Be prepared for the spring thaw – most homeowners can’t afford not to


Spring can be a potentially dangerous time of year for homeowners. It’s the time of year when flooding is most likely to damage a home.

Be prepared for the spring thaw – most homeowners can’t afford not to

In many ways spring is the most wonderful time of year, isn’t it? The snow is melting, the days are getting longer and we develop that euphoric feeling of knowing we’ll be able to get out and about more after a long, cold winter.

But spring can also be a potentially dangerous time of year for homeowners, especially those who live in flood-prone areas along rivers or streams. It’s the time of year when flooding is most likely to damage a home. The sudden melting of snow, the thawing of ice underground, and the expectation of heavy rain in early spring almost always combine for a realistic possibility of an emergency. And this has the potential to happen anywhere there’s water, not just along major rivers.

But there are several things homeowners can do to ensure they’re safe. It all starts with being proactive and prepared.

  1. Watch forecasts. Watch weather forecasts and pay attention to updates from your local conservation authority. Conservation authorities monitor conditions along watersheds regularly in the spring and issue flood advisories or warnings. They aren’t normally responsible for bringing sandbags right to your door; the service they provide is helping residents stay informed.
  2. Prepare the outside of your home. This includes shovelling snow away from the foundation of your home and from windows. Also check for obstructions that could prevent melting snow from draining away from your house, and clear a path for the water. Make sure there’s no debris in gutters or down sprouts. If necessary, address any ground sloping issues around your house, if they’re likely to cause excess water to flow inside.
  3. Prepare the inside of your home. Install a sump pump and make sure it’s working. If it requires batteries, make sure you have extras. If it’s electrical, you may also want to have a backup generator so it will still work if your home loses power, which is always a possibility in a major flood. It’s also a good idea to move valuable items in the lower level of your home to the upstairs during flood season – just in case.

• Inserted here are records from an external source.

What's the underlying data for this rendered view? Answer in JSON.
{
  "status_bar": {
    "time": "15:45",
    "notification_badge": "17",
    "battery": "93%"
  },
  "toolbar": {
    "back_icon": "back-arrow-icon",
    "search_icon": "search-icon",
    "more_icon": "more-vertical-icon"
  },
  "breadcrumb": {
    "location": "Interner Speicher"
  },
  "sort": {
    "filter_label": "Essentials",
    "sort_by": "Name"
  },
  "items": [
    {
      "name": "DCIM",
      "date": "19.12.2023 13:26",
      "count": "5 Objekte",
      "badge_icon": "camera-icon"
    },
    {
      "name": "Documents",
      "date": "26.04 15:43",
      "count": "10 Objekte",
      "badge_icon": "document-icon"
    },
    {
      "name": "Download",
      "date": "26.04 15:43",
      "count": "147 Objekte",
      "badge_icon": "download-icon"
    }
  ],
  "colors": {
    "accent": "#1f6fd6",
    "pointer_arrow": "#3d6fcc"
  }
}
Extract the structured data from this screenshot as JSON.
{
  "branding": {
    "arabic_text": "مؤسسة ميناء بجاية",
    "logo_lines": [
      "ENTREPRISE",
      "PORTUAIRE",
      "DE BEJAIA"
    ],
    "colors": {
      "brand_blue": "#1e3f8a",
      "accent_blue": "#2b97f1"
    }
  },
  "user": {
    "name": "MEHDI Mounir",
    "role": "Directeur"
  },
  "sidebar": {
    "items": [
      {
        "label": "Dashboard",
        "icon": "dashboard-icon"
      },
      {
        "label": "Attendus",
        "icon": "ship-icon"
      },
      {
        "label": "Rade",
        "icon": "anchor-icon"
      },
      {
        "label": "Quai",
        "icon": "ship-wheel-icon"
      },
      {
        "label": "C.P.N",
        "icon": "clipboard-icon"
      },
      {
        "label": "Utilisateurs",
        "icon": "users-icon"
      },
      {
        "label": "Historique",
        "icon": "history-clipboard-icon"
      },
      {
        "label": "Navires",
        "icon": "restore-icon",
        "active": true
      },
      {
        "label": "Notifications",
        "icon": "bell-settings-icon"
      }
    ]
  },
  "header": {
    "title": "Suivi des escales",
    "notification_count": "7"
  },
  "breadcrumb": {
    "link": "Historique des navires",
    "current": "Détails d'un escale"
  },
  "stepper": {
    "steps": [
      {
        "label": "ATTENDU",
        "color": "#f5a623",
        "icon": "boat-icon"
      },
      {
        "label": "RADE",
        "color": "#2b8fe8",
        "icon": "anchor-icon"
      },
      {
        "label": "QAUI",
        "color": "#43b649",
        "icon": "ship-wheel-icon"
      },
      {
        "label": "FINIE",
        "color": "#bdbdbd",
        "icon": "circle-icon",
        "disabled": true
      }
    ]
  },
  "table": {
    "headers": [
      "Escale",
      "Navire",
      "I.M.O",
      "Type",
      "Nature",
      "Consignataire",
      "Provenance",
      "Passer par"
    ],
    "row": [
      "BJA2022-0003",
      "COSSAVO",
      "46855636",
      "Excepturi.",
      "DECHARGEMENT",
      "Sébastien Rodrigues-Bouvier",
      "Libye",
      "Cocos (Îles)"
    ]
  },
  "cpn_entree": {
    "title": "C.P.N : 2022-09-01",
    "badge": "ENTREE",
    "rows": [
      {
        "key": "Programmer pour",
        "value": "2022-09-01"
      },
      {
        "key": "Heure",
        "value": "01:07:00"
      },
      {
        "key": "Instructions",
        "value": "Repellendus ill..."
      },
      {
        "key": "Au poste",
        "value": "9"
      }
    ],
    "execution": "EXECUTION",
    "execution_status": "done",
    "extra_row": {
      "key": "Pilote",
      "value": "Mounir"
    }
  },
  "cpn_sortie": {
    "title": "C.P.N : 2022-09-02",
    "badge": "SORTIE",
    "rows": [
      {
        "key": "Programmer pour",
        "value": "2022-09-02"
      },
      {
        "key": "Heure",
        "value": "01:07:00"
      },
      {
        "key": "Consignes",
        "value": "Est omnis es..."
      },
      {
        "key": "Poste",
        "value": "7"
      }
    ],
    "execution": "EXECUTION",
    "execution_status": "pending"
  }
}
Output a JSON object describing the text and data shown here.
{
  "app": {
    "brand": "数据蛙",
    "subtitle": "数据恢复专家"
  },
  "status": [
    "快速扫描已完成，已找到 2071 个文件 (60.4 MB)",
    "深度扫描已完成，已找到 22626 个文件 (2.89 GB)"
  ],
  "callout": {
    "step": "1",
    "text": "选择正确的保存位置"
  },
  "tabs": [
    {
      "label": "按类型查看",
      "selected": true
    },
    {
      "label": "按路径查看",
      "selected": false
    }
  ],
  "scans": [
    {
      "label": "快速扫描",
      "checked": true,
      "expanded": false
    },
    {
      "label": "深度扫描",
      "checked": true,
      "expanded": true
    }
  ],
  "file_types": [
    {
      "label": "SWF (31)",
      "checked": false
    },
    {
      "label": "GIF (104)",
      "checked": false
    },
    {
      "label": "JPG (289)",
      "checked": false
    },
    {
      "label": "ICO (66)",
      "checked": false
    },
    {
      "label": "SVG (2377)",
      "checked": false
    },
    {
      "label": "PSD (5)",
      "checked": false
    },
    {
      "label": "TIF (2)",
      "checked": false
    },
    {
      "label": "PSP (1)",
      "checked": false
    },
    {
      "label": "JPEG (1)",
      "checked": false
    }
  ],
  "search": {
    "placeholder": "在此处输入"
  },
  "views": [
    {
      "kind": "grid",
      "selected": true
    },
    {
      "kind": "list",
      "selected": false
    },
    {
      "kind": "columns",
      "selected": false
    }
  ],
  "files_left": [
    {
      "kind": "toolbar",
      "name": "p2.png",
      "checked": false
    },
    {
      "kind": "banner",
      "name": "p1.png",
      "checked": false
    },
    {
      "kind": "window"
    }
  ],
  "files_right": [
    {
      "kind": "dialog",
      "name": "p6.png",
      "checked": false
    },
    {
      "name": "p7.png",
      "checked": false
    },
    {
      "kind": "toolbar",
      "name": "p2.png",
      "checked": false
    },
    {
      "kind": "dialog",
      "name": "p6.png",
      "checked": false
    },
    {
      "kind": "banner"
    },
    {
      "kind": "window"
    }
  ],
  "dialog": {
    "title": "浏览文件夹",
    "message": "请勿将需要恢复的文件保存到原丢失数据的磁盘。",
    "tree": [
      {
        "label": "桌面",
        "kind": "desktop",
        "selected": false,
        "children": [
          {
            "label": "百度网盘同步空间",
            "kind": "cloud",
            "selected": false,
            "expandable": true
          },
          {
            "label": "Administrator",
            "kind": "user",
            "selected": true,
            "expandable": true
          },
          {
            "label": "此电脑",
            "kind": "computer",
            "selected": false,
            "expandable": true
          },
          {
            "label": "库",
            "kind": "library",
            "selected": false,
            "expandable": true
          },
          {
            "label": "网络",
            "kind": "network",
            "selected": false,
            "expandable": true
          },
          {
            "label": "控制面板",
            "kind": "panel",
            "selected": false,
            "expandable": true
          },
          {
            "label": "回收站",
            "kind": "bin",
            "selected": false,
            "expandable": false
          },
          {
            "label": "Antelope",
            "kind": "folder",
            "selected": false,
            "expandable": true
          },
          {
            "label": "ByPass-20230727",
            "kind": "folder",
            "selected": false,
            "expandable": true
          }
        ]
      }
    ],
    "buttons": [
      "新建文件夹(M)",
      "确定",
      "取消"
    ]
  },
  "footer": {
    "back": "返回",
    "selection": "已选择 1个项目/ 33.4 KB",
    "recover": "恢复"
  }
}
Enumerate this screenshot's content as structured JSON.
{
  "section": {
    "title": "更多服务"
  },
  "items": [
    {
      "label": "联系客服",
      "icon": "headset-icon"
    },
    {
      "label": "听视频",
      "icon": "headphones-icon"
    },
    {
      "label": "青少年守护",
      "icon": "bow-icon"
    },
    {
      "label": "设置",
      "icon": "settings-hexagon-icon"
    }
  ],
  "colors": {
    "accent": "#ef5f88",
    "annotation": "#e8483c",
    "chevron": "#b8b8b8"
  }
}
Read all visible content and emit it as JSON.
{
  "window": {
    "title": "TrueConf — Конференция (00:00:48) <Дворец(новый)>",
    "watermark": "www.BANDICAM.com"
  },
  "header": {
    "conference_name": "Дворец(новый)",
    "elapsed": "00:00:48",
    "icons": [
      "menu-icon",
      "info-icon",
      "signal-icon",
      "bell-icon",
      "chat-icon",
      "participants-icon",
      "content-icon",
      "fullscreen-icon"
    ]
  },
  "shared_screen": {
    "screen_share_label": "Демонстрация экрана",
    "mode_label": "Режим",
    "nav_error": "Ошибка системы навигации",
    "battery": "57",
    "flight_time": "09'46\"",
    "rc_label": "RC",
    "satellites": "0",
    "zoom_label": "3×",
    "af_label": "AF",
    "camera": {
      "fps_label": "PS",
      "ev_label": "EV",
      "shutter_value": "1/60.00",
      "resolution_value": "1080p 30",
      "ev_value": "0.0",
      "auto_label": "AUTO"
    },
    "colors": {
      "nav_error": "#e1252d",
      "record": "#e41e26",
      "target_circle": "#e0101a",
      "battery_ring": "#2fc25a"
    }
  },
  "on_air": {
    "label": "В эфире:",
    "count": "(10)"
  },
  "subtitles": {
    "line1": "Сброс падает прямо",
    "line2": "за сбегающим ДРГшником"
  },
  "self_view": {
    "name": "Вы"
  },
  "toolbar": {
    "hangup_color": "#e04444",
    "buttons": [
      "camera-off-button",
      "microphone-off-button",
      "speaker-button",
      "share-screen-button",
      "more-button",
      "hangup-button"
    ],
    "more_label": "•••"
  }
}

Here’s the biggest reason why it’s important to take these steps. There’s no guarantee that homeowners who experience damage from floods will make up their losses from insurance claims. Some Canadians may have extended water coverage as part of their home policy, but that is used more for protection from sewer backups. A flood, for insurance purposes, is usually defined as water flowing overland and seeping in through, cracks and doors. This type of coverage isn’t conveniently available to Canadians. If you’re worried about flood damage in your home, talk to your insurance advisor about the coverage that’s best for you. In the meantime, use those extra daylight hours in spring to get working around your house. Good fortune always favours the prepared.